Dec
02

Pricing For Profitability in a Tough Economy

Few decisions are more crucial to a small business owner than to decide how much to charge for their products or services.  It is even more critical in difficult economic times when demand slows and suppliers engage in a price war, undercutting each other as their priority shifts from making profit to paying the bills and staying in the game.

It is therefore quite an irony, that pricing is the least understood aspect of a business in the small business world.  Pricing is a science. It can be complex, especially in certain industries and market segments.  However addressing some of the fundamental questions coupled with a disciplined, systematic approach of measure and control goes a long way in achieving profitability for a business, even in tough times.

In a recessionary environment, many businesses engage in price war to grab a larger share of a shrunken pie to generate sales, even though that results in slim profit or even a loss. Since many business owners don’t have a handle on their numbers, they are oblivious of the impact their pricing decision has on the bottom line.  Their overriding consideration is cash flow.  Their  thought process is “this too shall pass” and when good times return, they can get back their pricing as fewer competitors remain in the market to compete with. Wrong Idea!!!

Generating revenue at a loss threatens the long term viability of the business. If the demand remains weak for a longer period the business will soon run out of capital and face extinction.  Face it, the good old days of borrowing and over spending by the consumer sector of the economy is over.  Anemic demand is here to stay, there will still be suppliers (those who manage to survive) and supply will still outstrip demand.

Additionally, aggressive discounting creates the perception of a commoditized product which leads to loss of pricing power in the long run. .

So what’s the solution?

First, some implications of the new realities:

  1. Pricing To Competition Is A Sure Recipe For Failure – there will always be someone who will undercut you if you are a “Me Too” player
  2. Offering differentiated product that have unique sales proposition is the only guarantee of survival.
  3. Business owners need to have a handle on their numbers – understand the price-profit relationship.

Pricing In Difficult Times:

Value-based pricing is the only key to a successful and sustainable business in tough times. It starts with the premise that a sale takes place when value meets price.
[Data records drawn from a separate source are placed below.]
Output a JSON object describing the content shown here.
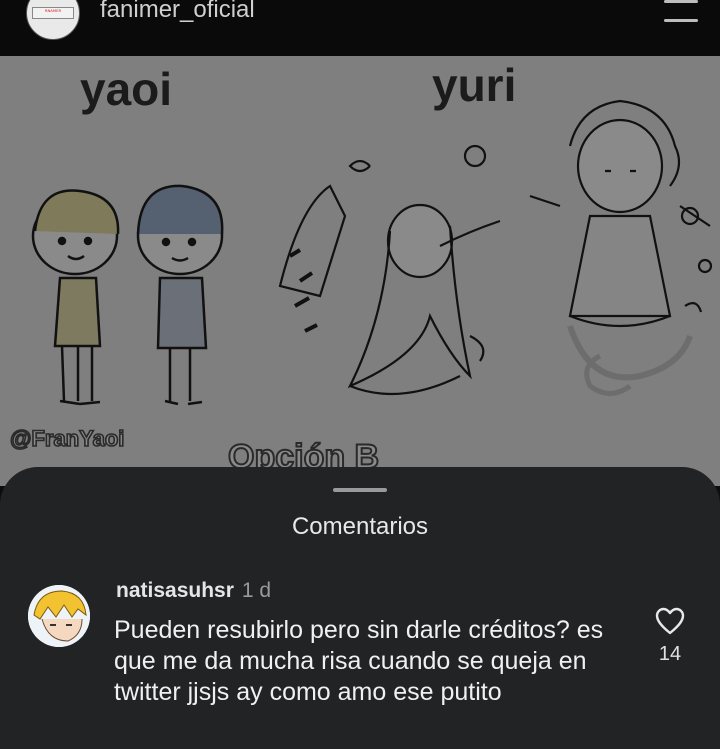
{
  "header": {
    "username": "fanimer_oficial",
    "avatar_text": "ᴿᴺᴬᴹᴱᴿ"
  },
  "post": {
    "label_left": "yaoi",
    "label_right": "yuri",
    "watermark_handle": "@FranYaoi",
    "watermark_option": "Opción B"
  },
  "comments_sheet": {
    "title": "Comentarios",
    "comment": {
      "username": "natisasuhsr",
      "time": "1 d",
      "text": "Pueden resubirlo pero sin darle créditos? es que me da mucha risa cuando se queja en twitter jjsjs ay como amo ese putito",
      "likes": "14"
    }
  }
}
Put simply, it means that the customer will pay a price commensurate with the perceived value of the product / services.

Since this pricing philosophy relies on value as perceived by the customer, it is critical that the product or service is unique and compelling and positioned properly.  In many instance the product or service may not be unique or special, but one can still achieve uniqueness buy focusing on the total offering.
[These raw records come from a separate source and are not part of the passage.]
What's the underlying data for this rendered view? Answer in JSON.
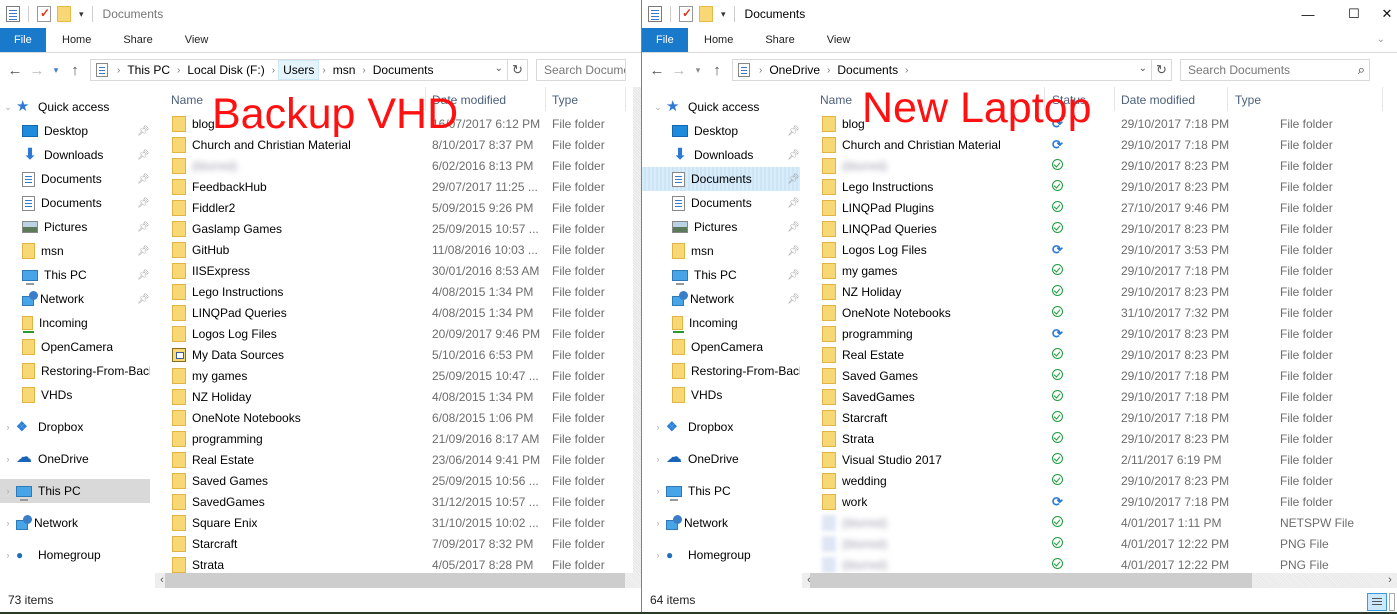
{
  "left_window": {
    "title": "Documents",
    "ribbon_tabs": [
      "File",
      "Home",
      "Share",
      "View"
    ],
    "breadcrumb": [
      "This PC",
      "Local Disk (F:)",
      "Users",
      "msn",
      "Documents"
    ],
    "search_placeholder": "Search Documents",
    "overlay_label": "Backup VHD",
    "columns": {
      "name": "Name",
      "date": "Date modified",
      "type": "Type"
    },
    "sidebar": {
      "quick_access": "Quick access",
      "pinned": [
        {
          "label": "Desktop",
          "icon": "desktop-icon",
          "pinned": true
        },
        {
          "label": "Downloads",
          "icon": "downloads-icon",
          "pinned": true
        },
        {
          "label": "Documents",
          "icon": "documents-icon",
          "pinned": true
        },
        {
          "label": "Documents",
          "icon": "documents-icon",
          "pinned": true
        },
        {
          "label": "Pictures",
          "icon": "pictures-icon",
          "pinned": true
        },
        {
          "label": "msn",
          "icon": "folder-icon",
          "pinned": true
        },
        {
          "label": "This PC",
          "icon": "this-pc-icon",
          "pinned": true
        },
        {
          "label": "Network",
          "icon": "network-icon",
          "pinned": true
        },
        {
          "label": "Incoming",
          "icon": "shared-folder-icon",
          "pinned": false
        },
        {
          "label": "OpenCamera",
          "icon": "folder-icon",
          "pinned": false
        },
        {
          "label": "Restoring-From-Backup",
          "icon": "folder-icon",
          "pinned": false
        },
        {
          "label": "VHDs",
          "icon": "folder-icon",
          "pinned": false
        }
      ],
      "roots": [
        {
          "label": "Dropbox",
          "icon": "dropbox-icon"
        },
        {
          "label": "OneDrive",
          "icon": "onedrive-icon"
        },
        {
          "label": "This PC",
          "icon": "this-pc-icon",
          "selected": true
        },
        {
          "label": "Network",
          "icon": "network-icon"
        },
        {
          "label": "Homegroup",
          "icon": "homegroup-icon"
        }
      ]
    },
    "files": [
      {
        "name": "blog",
        "date": "16/07/2017 6:12 PM",
        "type": "File folder"
      },
      {
        "name": "Church and Christian Material",
        "date": "8/10/2017 8:37 PM",
        "type": "File folder"
      },
      {
        "name": "(blurred)",
        "date": "6/02/2016 8:13 PM",
        "type": "File folder",
        "blurred": true
      },
      {
        "name": "FeedbackHub",
        "date": "29/07/2017 11:25 ...",
        "type": "File folder"
      },
      {
        "name": "Fiddler2",
        "date": "5/09/2015 9:26 PM",
        "type": "File folder"
      },
      {
        "name": "Gaslamp Games",
        "date": "25/09/2015 10:57 ...",
        "type": "File folder"
      },
      {
        "name": "GitHub",
        "date": "11/08/2016 10:03 ...",
        "type": "File folder"
      },
      {
        "name": "IISExpress",
        "date": "30/01/2016 8:53 AM",
        "type": "File folder"
      },
      {
        "name": "Lego Instructions",
        "date": "4/08/2015 1:34 PM",
        "type": "File folder"
      },
      {
        "name": "LINQPad Queries",
        "date": "4/08/2015 1:34 PM",
        "type": "File folder"
      },
      {
        "name": "Logos Log Files",
        "date": "20/09/2017 9:46 PM",
        "type": "File folder"
      },
      {
        "name": "My Data Sources",
        "date": "5/10/2016 6:53 PM",
        "type": "File folder",
        "special": true
      },
      {
        "name": "my games",
        "date": "25/09/2015 10:47 ...",
        "type": "File folder"
      },
      {
        "name": "NZ Holiday",
        "date": "4/08/2015 1:34 PM",
        "type": "File folder"
      },
      {
        "name": "OneNote Notebooks",
        "date": "6/08/2015 1:06 PM",
        "type": "File folder"
      },
      {
        "name": "programming",
        "date": "21/09/2016 8:17 AM",
        "type": "File folder"
      },
      {
        "name": "Real Estate",
        "date": "23/06/2014 9:41 PM",
        "type": "File folder"
      },
      {
        "name": "Saved Games",
        "date": "25/09/2015 10:56 ...",
        "type": "File folder"
      },
      {
        "name": "SavedGames",
        "date": "31/12/2015 10:57 ...",
        "type": "File folder"
      },
      {
        "name": "Square Enix",
        "date": "31/10/2015 10:02 ...",
        "type": "File folder"
      },
      {
        "name": "Starcraft",
        "date": "7/09/2017 8:32 PM",
        "type": "File folder"
      },
      {
        "name": "Strata",
        "date": "4/05/2017 8:28 PM",
        "type": "File folder"
      }
    ],
    "status": "73 items"
  },
  "right_window": {
    "title": "Documents",
    "ribbon_tabs": [
      "File",
      "Home",
      "Share",
      "View"
    ],
    "breadcrumb": [
      "OneDrive",
      "Documents"
    ],
    "search_placeholder": "Search Documents",
    "overlay_label": "New Laptop",
    "columns": {
      "name": "Name",
      "status": "Status",
      "date": "Date modified",
      "type": "Type"
    },
    "window_buttons": {
      "minimize": "—",
      "maximize": "☐",
      "close": "✕"
    },
    "sidebar": {
      "quick_access": "Quick access",
      "pinned": [
        {
          "label": "Desktop",
          "icon": "desktop-icon",
          "pinned": true
        },
        {
          "label": "Downloads",
          "icon": "downloads-icon",
          "pinned": true
        },
        {
          "label": "Documents",
          "icon": "documents-icon",
          "pinned": true,
          "selected": true
        },
        {
          "label": "Documents",
          "icon": "documents-icon",
          "pinned": true
        },
        {
          "label": "Pictures",
          "icon": "pictures-icon",
          "pinned": true
        },
        {
          "label": "msn",
          "icon": "folder-icon",
          "pinned": true
        },
        {
          "label": "This PC",
          "icon": "this-pc-icon",
          "pinned": true
        },
        {
          "label": "Network",
          "icon": "network-icon",
          "pinned": true
        },
        {
          "label": "Incoming",
          "icon": "shared-folder-icon",
          "pinned": false
        },
        {
          "label": "OpenCamera",
          "icon": "folder-icon",
          "pinned": false
        },
        {
          "label": "Restoring-From-Backup",
          "icon": "folder-icon",
          "pinned": false
        },
        {
          "label": "VHDs",
          "icon": "folder-icon",
          "pinned": false
        }
      ],
      "roots": [
        {
          "label": "Dropbox",
          "icon": "dropbox-icon"
        },
        {
          "label": "OneDrive",
          "icon": "onedrive-icon"
        },
        {
          "label": "This PC",
          "icon": "this-pc-icon"
        },
        {
          "label": "Network",
          "icon": "network-icon"
        },
        {
          "label": "Homegroup",
          "icon": "homegroup-icon"
        }
      ]
    },
    "files": [
      {
        "name": "blog",
        "status": "sync",
        "date": "29/10/2017 7:18 PM",
        "type": "File folder"
      },
      {
        "name": "Church and Christian Material",
        "status": "sync",
        "date": "29/10/2017 7:18 PM",
        "type": "File folder"
      },
      {
        "name": "(blurred)",
        "status": "ok",
        "date": "29/10/2017 8:23 PM",
        "type": "File folder",
        "blurred": true
      },
      {
        "name": "Lego Instructions",
        "status": "ok",
        "date": "29/10/2017 8:23 PM",
        "type": "File folder"
      },
      {
        "name": "LINQPad Plugins",
        "status": "ok",
        "date": "27/10/2017 9:46 PM",
        "type": "File folder"
      },
      {
        "name": "LINQPad Queries",
        "status": "ok",
        "date": "29/10/2017 8:23 PM",
        "type": "File folder"
      },
      {
        "name": "Logos Log Files",
        "status": "sync",
        "date": "29/10/2017 3:53 PM",
        "type": "File folder"
      },
      {
        "name": "my games",
        "status": "ok",
        "date": "29/10/2017 7:18 PM",
        "type": "File folder"
      },
      {
        "name": "NZ Holiday",
        "status": "ok",
        "date": "29/10/2017 8:23 PM",
        "type": "File folder"
      },
      {
        "name": "OneNote Notebooks",
        "status": "ok",
        "date": "31/10/2017 7:32 PM",
        "type": "File folder"
      },
      {
        "name": "programming",
        "status": "sync",
        "date": "29/10/2017 8:23 PM",
        "type": "File folder"
      },
      {
        "name": "Real Estate",
        "status": "ok",
        "date": "29/10/2017 8:23 PM",
        "type": "File folder"
      },
      {
        "name": "Saved Games",
        "status": "ok",
        "date": "29/10/2017 7:18 PM",
        "type": "File folder"
      },
      {
        "name": "SavedGames",
        "status": "ok",
        "date": "29/10/2017 7:18 PM",
        "type": "File folder"
      },
      {
        "name": "Starcraft",
        "status": "ok",
        "date": "29/10/2017 7:18 PM",
        "type": "File folder"
      },
      {
        "name": "Strata",
        "status": "ok",
        "date": "29/10/2017 8:23 PM",
        "type": "File folder"
      },
      {
        "name": "Visual Studio 2017",
        "status": "ok",
        "date": "2/11/2017 6:19 PM",
        "type": "File folder"
      },
      {
        "name": "wedding",
        "status": "ok",
        "date": "29/10/2017 8:23 PM",
        "type": "File folder"
      },
      {
        "name": "work",
        "status": "sync",
        "date": "29/10/2017 7:18 PM",
        "type": "File folder"
      },
      {
        "name": "(blurred)",
        "status": "ok",
        "date": "4/01/2017 1:11 PM",
        "type": "NETSPW File",
        "blurred": true,
        "file": true
      },
      {
        "name": "(blurred)",
        "status": "ok",
        "date": "4/01/2017 12:22 PM",
        "type": "PNG File",
        "blurred": true,
        "file": true
      },
      {
        "name": "(blurred)",
        "status": "ok",
        "date": "4/01/2017 12:22 PM",
        "type": "PNG File",
        "blurred": true,
        "file": true
      }
    ],
    "status": "64 items"
  }
}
In value-based pricing the emphasis shifts from the core product/service offering to the total customer experience.  The key is to find an angle, some corner, some combination of elements that makes the customer experience unique, relevant and compelling. It often requires some level of creative imagination to achieve the desired differentiation.

Starbucks charges a premium for their coffee by differentiating on the total customer experience, from taste of the coffee to how they are served and the environment the customers get exposed to when they walk in.  The online retailer Zappos has built a loyal customer base by delivering WOW through their service.
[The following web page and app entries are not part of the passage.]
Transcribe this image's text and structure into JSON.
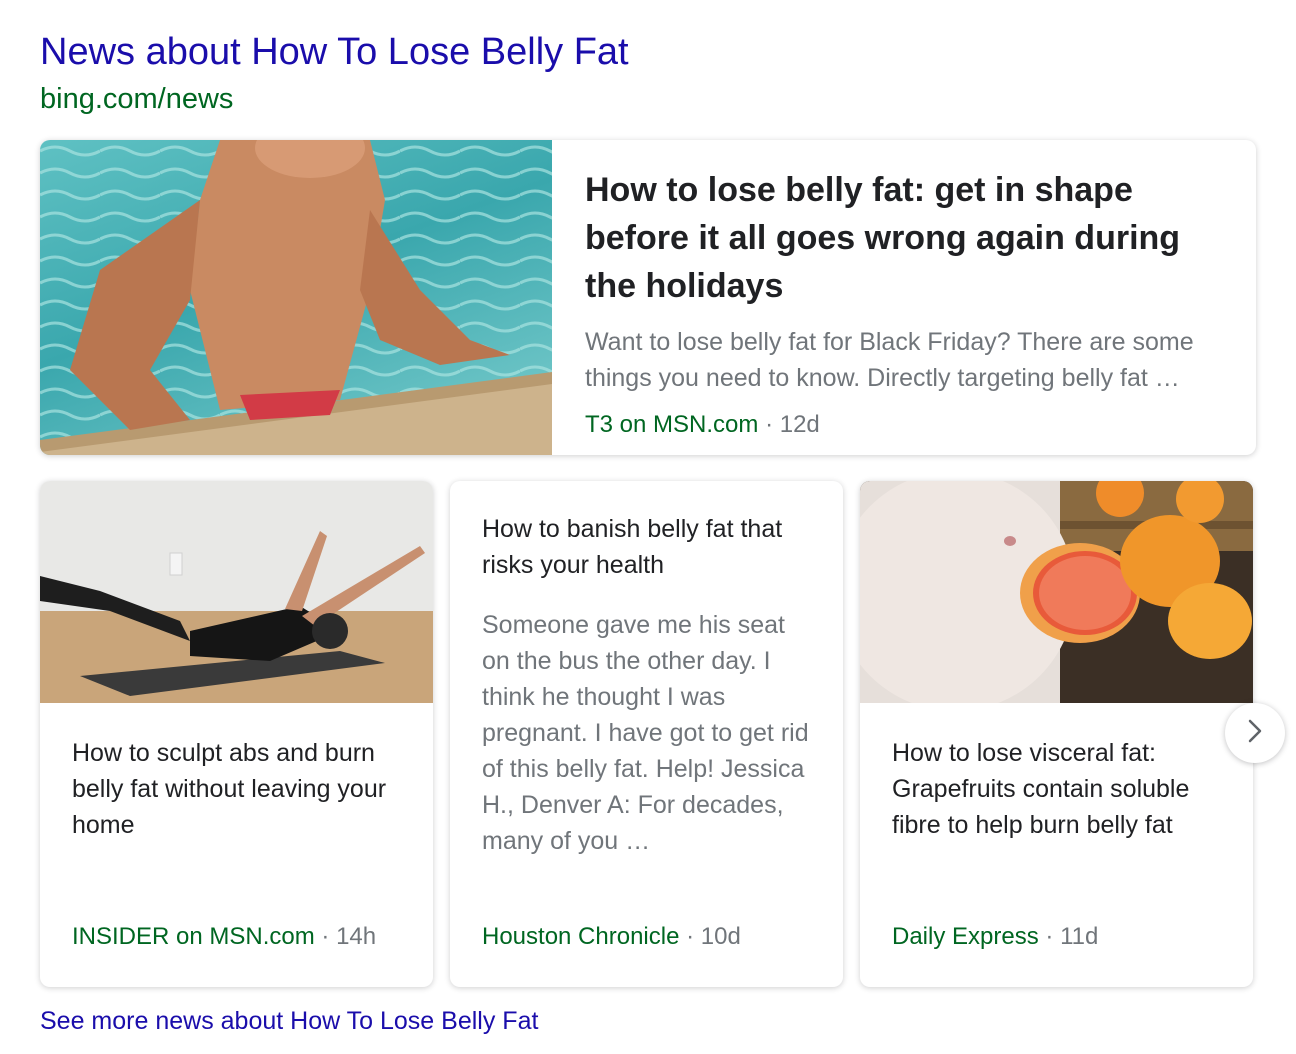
{
  "header": {
    "title": "News about How To Lose Belly Fat",
    "url": "bing.com/news"
  },
  "featured": {
    "title": "How to lose belly fat: get in shape before it all goes wrong again during the holidays",
    "snippet": "Want to lose belly fat for Black Friday? There are some things you need to know. Directly targeting belly fat …",
    "publisher": "T3 on MSN.com",
    "separator": "·",
    "age": "12d"
  },
  "cards": [
    {
      "title": "How to sculpt abs and burn belly fat without leaving your home",
      "publisher": "INSIDER on MSN.com",
      "separator": "·",
      "age": "14h"
    },
    {
      "title": "How to banish belly fat that risks your health",
      "snippet": "Someone gave me his seat on the bus the other day. I think he thought I was pregnant. I have got to get rid of this belly fat. Help! Jessica H., Denver A: For decades, many of you …",
      "publisher": "Houston Chronicle",
      "separator": "·",
      "age": "10d"
    },
    {
      "title": "How to lose visceral fat: Grapefruits contain soluble fibre to help burn belly fat",
      "publisher": "Daily Express",
      "separator": "·",
      "age": "11d"
    }
  ],
  "next_icon": "chevron-right-icon",
  "see_more": "See more news about How To Lose Belly Fat",
  "colors": {
    "link": "#1a0dab",
    "url_green": "#006621",
    "muted": "#70757a",
    "title": "#202124"
  }
}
Setting the Price – From Concept to Execution

Arriving at the right price is an iterative process that starts with the end in mind i.e.  the targeted profit of the business.  Initial price is set subjectively at a level higher than the competition but not too high to be perceived as unfair by the market.  After observing the market response to the price, the price is tweaked and the corresponding volume of sales is observed. The test and measure exercise helps in arriving at the estimated price/volume combination that would generate the targeted profit.

Value based pricing is not an exacting science since the delivered value is in the eyes of the beholder. One shouldn’t expect the customers to automatically see and understand the value being provided.  The business owner should change clients’ mindset about pricing by putting the real value right in front of their eyes. Once they do that and assuming the total offering is better than that of the competition, the value-based priced offering will find a receptive audience.